Workers who have been shielding / those reluctant to return to the workplace
If you have a member of staff who was clinically extremely vulnerable, or caring for someone who is vulnerable, and he/she is reluctant to come back to the workplace, it is unlikely you will be able to force them to do so.
Employers will still need to take that person’s individual situation into account. This is because of the health and safety risk of forcing them back with the risk of them contracting Covid-19 at the workplace. Individual discussions should always take place with these categories of workers. After over a year of being asked to shield due to Covid-19, the clinically extremely vulnerable may allege disability discrimination protection and request reasonable adjustments be made.
Agree a return plan with the employee, taking account of the employer’s policies in relation to Covid-19 and any necessary adjustments to enable the employee’s return.

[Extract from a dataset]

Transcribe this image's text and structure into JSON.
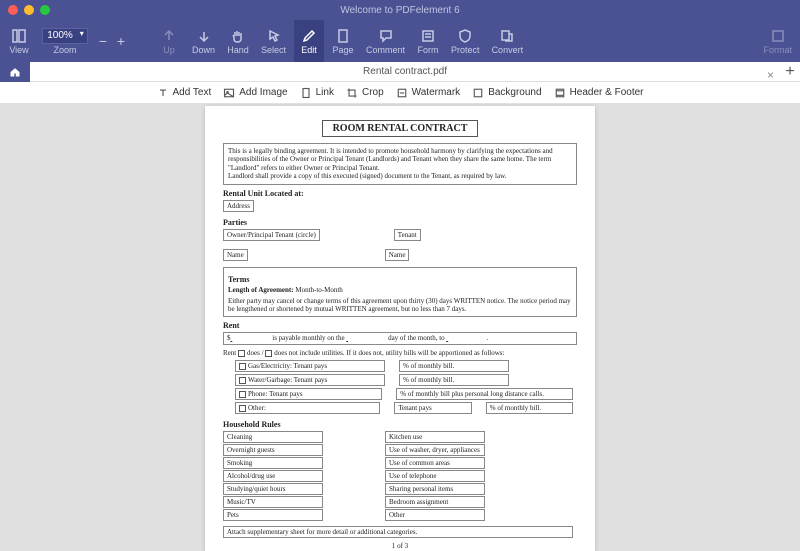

The employer should update their Risk Assessments for these changes and for these particular groups of staff.
The NHS will maintain the Shielded Patient List and, should levels of Covid-19 increase in communities, those at highest risk may be advised to take more restrictive measures to keep themselves safe. Employers should therefore plan for these employees having to work from home again.